[Items from an interface collection]

========================================

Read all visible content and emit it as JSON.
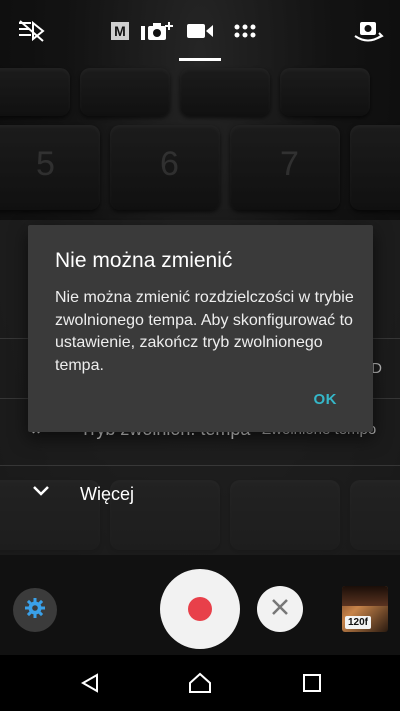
{
  "topbar": {
    "icons": [
      "flash-off-icon",
      "manual-mode-icon",
      "photo-plus-icon",
      "video-icon",
      "more-modes-icon",
      "switch-camera-icon"
    ],
    "manual_label": "M"
  },
  "sheet": {
    "row_fps_value": "D",
    "row_slowmo_label": "Tryb zwolnion. tempa",
    "row_slowmo_value": "Zwolnione tempo",
    "more_label": "Więcej"
  },
  "dialog": {
    "title": "Nie można zmienić",
    "message": "Nie można zmienić rozdzielczości w trybie zwolnionego tempa. Aby skonfigurować to ustawienie, zakończ tryb zwolnionego tempa.",
    "ok_label": "OK"
  },
  "controls": {
    "thumbnail_badge": "120f"
  },
  "colors": {
    "accent_ok": "#35b7c9",
    "record": "#e8404a",
    "settings_icon": "#3aa0e8"
  }
}
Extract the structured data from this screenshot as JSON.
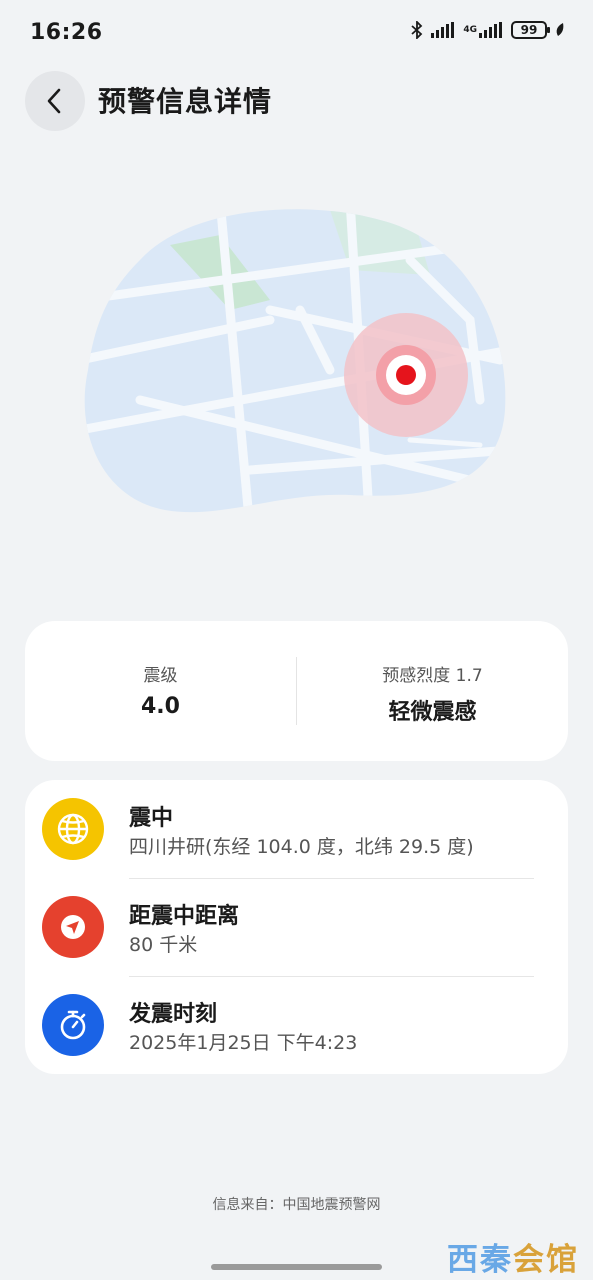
{
  "status_bar": {
    "time": "16:26",
    "network": "4G",
    "battery": "99"
  },
  "header": {
    "title": "预警信息详情"
  },
  "magnitude_card": {
    "magnitude_label": "震级",
    "magnitude_value": "4.0",
    "intensity_label": "预感烈度 1.7",
    "intensity_value": "轻微震感"
  },
  "info": {
    "epicenter_title": "震中",
    "epicenter_value": "四川井研(东经 104.0 度，北纬 29.5 度)",
    "distance_title": "距震中距离",
    "distance_value": "80 千米",
    "time_title": "发震时刻",
    "time_value": "2025年1月25日 下午4:23"
  },
  "footer": {
    "source": "信息来自：中国地震预警网"
  },
  "watermark": {
    "part1": "西秦",
    "part2": "会馆"
  },
  "colors": {
    "epicenter_icon": "#f5c400",
    "distance_icon": "#e5412e",
    "time_icon": "#1a63e6",
    "marker": "#e5141c"
  }
}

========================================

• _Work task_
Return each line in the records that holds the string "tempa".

• _Task result_
    "row_slowmo_label": "Tryb zwolnion. tempa",
    "message": "Nie można zmienić rozdzielczości w trybie zwolnionego tempa. Aby skonfigurować to ustawienie, zakończ tryb zwolnionego tempa.",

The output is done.